Missing Amplification Effect: Focusing Missing Leads to Low Happiness Experience
Tan Fei
Jinan University, Guangzhou, China.
DOI: 10.4236/psych.2015.616214   PDF   HTML   XML   4,618 Downloads   5,124 Views  


Prospect theory study found that people’s perception of the loss was greater than the strength obtained (Kahneman & Tversky, 1979), and the cognitive processes of “priority processing trend of negative events” thought that negative events would be priority processing than positive events (Huang & Luo, 2009). Researchers infer that when people focus on the lack of real life, it will produce the missing amplification effect, and this will further affect people’s well-being experiences. We used three experiments to test our hypotheses. Experiment 1 was between subjects design, and found that focusing missing was widespread, in addition, focusing missing and happy experience were negative correlation; Experiment 2 was picture experiment, and found that “missing amplification effect” existed. The greater the missing amplified effect, the lower the happiness; Experiment 3 merged experiment 1 and experiment 2, And found that the intermediary role between focusing missing and happy experience.
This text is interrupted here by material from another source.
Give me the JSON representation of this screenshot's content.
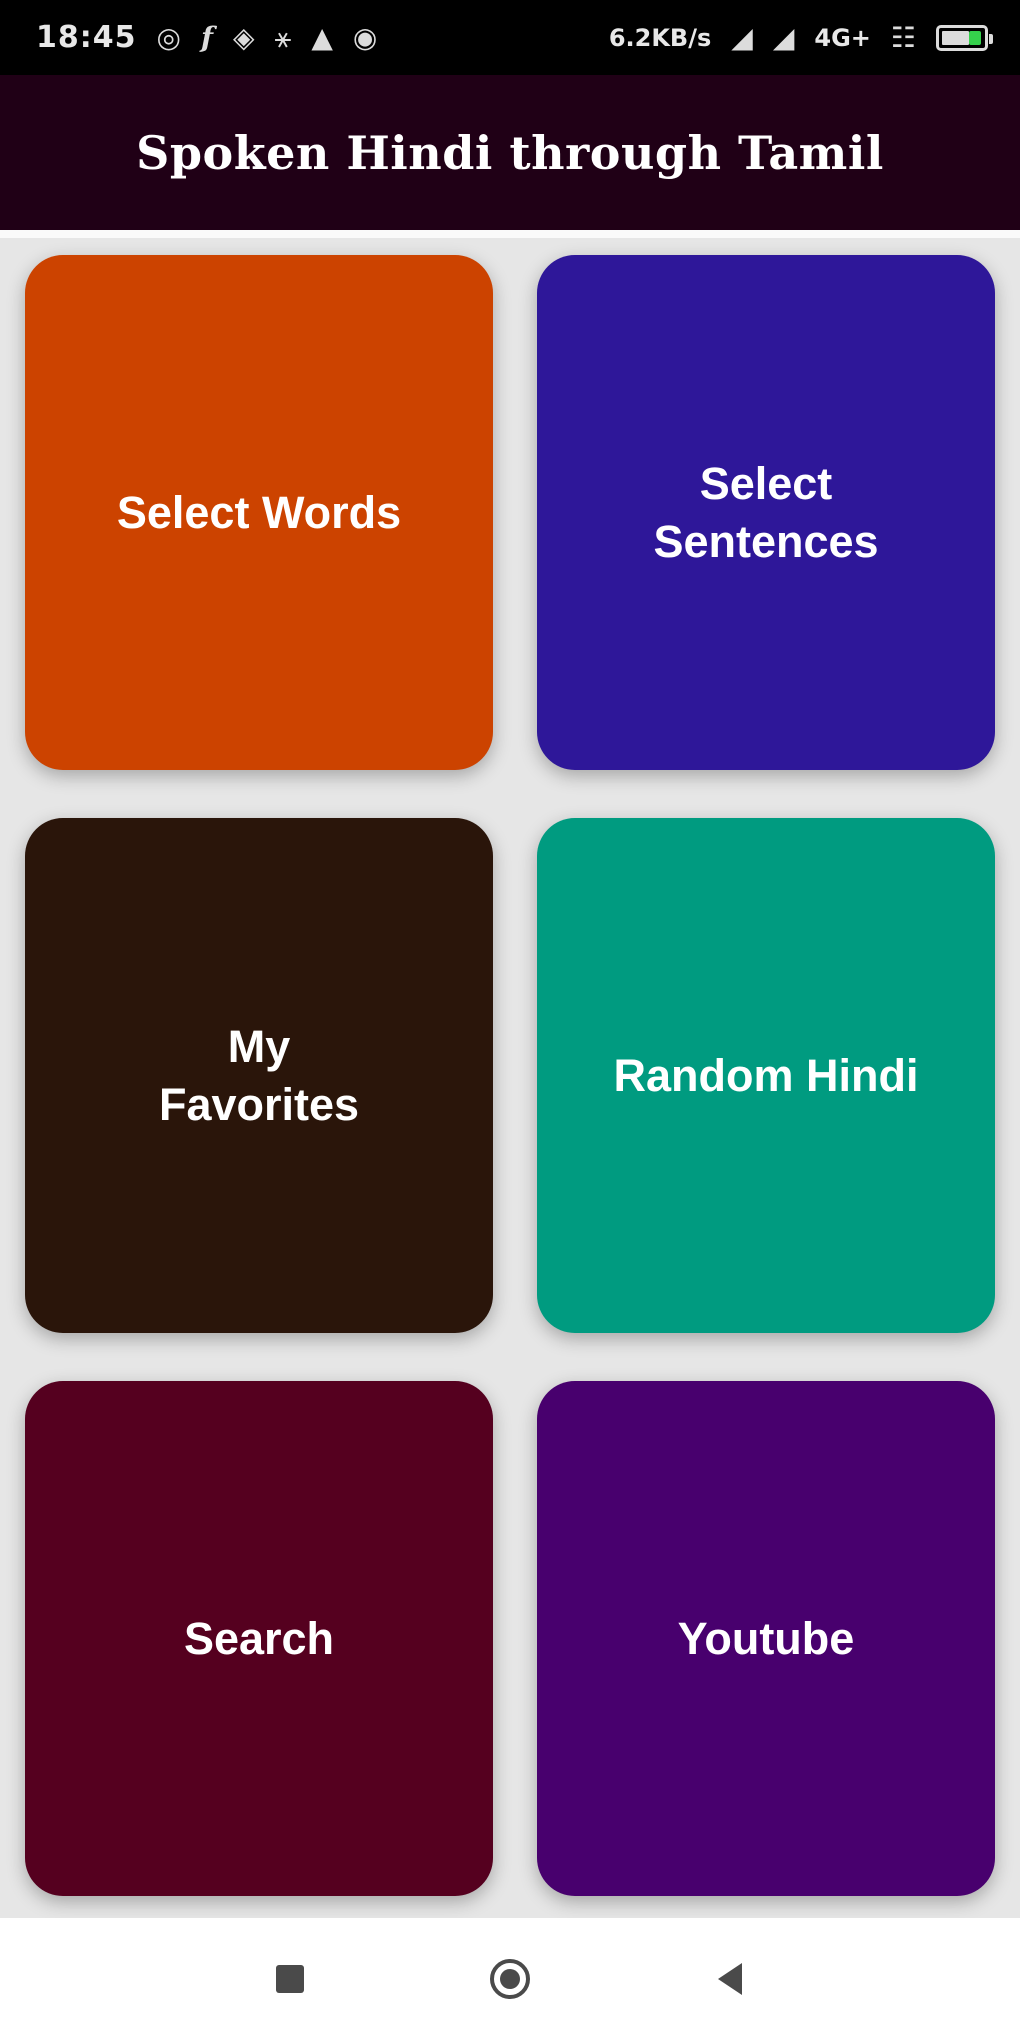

Through the above three experiments, we concluded that: focusing missing leaded low happy experience, and missing amplification effect was the psychological mechanisms to explain why the focusing missing leaded to the low happy experience.

Share and Cite:
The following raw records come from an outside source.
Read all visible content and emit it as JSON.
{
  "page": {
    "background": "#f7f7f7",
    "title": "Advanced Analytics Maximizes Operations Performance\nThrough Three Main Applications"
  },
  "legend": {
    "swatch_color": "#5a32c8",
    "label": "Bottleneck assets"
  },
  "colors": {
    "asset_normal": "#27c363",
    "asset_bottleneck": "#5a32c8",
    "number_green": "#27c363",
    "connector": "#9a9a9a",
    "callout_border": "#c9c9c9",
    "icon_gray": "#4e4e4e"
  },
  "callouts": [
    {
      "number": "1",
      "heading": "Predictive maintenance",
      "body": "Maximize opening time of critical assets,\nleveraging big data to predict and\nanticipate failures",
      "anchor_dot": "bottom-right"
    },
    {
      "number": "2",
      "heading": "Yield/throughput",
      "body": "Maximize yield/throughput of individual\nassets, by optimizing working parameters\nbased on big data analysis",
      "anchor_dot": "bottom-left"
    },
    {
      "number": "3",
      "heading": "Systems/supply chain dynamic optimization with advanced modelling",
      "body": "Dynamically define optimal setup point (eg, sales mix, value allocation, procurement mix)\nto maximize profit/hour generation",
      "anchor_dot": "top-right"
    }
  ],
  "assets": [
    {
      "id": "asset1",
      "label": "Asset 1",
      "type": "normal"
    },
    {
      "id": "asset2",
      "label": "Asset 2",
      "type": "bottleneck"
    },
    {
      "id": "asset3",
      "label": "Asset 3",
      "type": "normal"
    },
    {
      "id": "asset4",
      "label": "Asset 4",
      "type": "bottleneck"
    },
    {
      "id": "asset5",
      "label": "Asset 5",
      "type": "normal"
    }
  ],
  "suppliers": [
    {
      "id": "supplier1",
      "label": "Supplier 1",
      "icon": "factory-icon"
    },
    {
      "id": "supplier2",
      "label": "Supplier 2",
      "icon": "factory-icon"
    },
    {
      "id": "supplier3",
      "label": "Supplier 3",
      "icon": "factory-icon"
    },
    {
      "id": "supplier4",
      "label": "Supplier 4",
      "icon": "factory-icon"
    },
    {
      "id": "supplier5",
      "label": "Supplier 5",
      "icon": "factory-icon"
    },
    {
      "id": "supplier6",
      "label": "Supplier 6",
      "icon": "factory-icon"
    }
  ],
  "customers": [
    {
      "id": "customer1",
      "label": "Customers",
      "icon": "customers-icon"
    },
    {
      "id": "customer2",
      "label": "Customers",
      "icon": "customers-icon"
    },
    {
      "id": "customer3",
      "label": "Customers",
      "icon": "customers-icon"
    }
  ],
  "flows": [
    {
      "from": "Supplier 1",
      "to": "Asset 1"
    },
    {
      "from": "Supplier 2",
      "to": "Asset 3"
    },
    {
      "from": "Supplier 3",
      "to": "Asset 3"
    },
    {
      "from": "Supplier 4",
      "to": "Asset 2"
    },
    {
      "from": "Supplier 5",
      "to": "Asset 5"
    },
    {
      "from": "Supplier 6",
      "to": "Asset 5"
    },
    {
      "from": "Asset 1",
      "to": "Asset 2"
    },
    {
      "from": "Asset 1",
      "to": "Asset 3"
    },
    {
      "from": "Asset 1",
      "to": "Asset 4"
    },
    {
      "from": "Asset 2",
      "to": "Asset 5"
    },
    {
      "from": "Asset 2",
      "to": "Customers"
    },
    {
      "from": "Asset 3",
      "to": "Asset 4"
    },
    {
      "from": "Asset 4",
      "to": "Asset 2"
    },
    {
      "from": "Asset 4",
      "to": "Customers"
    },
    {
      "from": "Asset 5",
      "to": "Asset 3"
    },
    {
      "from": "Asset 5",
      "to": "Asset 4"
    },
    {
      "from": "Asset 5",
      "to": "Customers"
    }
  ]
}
Fei, T. (2015) Missing Amplification Effect: Focusing Missing Leads to Low Happiness Experience. Psychology, 6, 2171-2187. doi: 10.4236/psych.2015.616214.

Conflicts of Interest

The authors declare no conflicts of interest.


[1] Demerouti, E., Bakker, A. B., & Bulters, A. J. (2004). The Loss Spiral of Work Pressure, Work—Home Interference and Exhaustion: Reciprocal Relations in a Three-Wave Study. Journal of Vocational Behavior, 64, 131-149.
[2] Diener, E. D., Emmons, R. A., Larsen, R. J., & Griffin, S. (1985). The Satisfaction with Life Scale. Journal of Personality Assessment, 49, 71-75.
[3] Hayes, A. F. (2013). An Introduction to Mediation, Moderation, and Conditional Process Analysis: A Regression-Based Approach. New York: Guilford Press.
[4] Huang, Y. X., & Luo, Y. J. (2009). Can Negative Stimuli Always Have the Processing Superiority? Acta Psychologica Sinica, 41, 822-831.
[5] Kahneman, D., & Tversky, A. (1979). Prospect Theory: An Analysis of Decision under Risk. Econometrica: Journal of the Econometric Society, 47, 263-291.
[6] Kahneman, D., Krueger, A. B., Schkade, D., Schwarz, N., & Stone, A. A. (2006). Would You Be Happier If You Were Richer? A Focusing Illusion. Science, 312, 1908-1910.
[7] Propper, C., & Wilson, D. (2003). The Use and Usefulness of Performance Measures in the Public Sector. Oxford Review of Economic Policy, 19, 250-267.
[8] Preacher, K. J., & Hayes, A. F. (2004). SPSS and SAS Procedures for Estimating Indirect Effects in Simple Mediation Models. Behavior Research Methods, Instruments, & Computers, 36, 717-731.
[9] Rozin, P., & Royzman, E. B. (2001). Negativity Bias, Negativity Dominance, and Contagion. Personality and Social Psychology Review, 5, 296-320.
[10] Radel, R., & Clement-Guillotin, C. (2012). Evidence of Motivational Influences in Early Visual Perception: Hunger Modulates Conscious Access. Psychological Science, 23, 232-234. http://dx.doi.org/10.1177/0956797611427920
[11] Schkade, D. A., & Kahneman, D. (1998). Does Living in California Make People Happy? A Focusing Illusion in Judgments of Life Satisfaction. Psychological Science, 9, 340-346.
[12] Sandberg, D. E. (2007). Focusing Illusion: Wealth, Height, and Happiness. Growth, Genetics & Hormones, 23, 27-28.
[13] Shah, A. K., Mullainathan, S., & Shafir, E. (2012). Some Consequences of Having Too Little. Science, 338, 682-685.
[14] Wilson, T. D., Wheatley, T., & Meyers, J. M., (2000). Focalism: A Source of Durability Bias in Affective Forecasting. Journal of Personality and Social Psychology, 78, 821-836.

Copyright © 2022 by authors and Scientific Research Publishing Inc.

Creative Commons License

This work and the related PDF file are licensed under a Creative Commons Attribution 4.0 International License.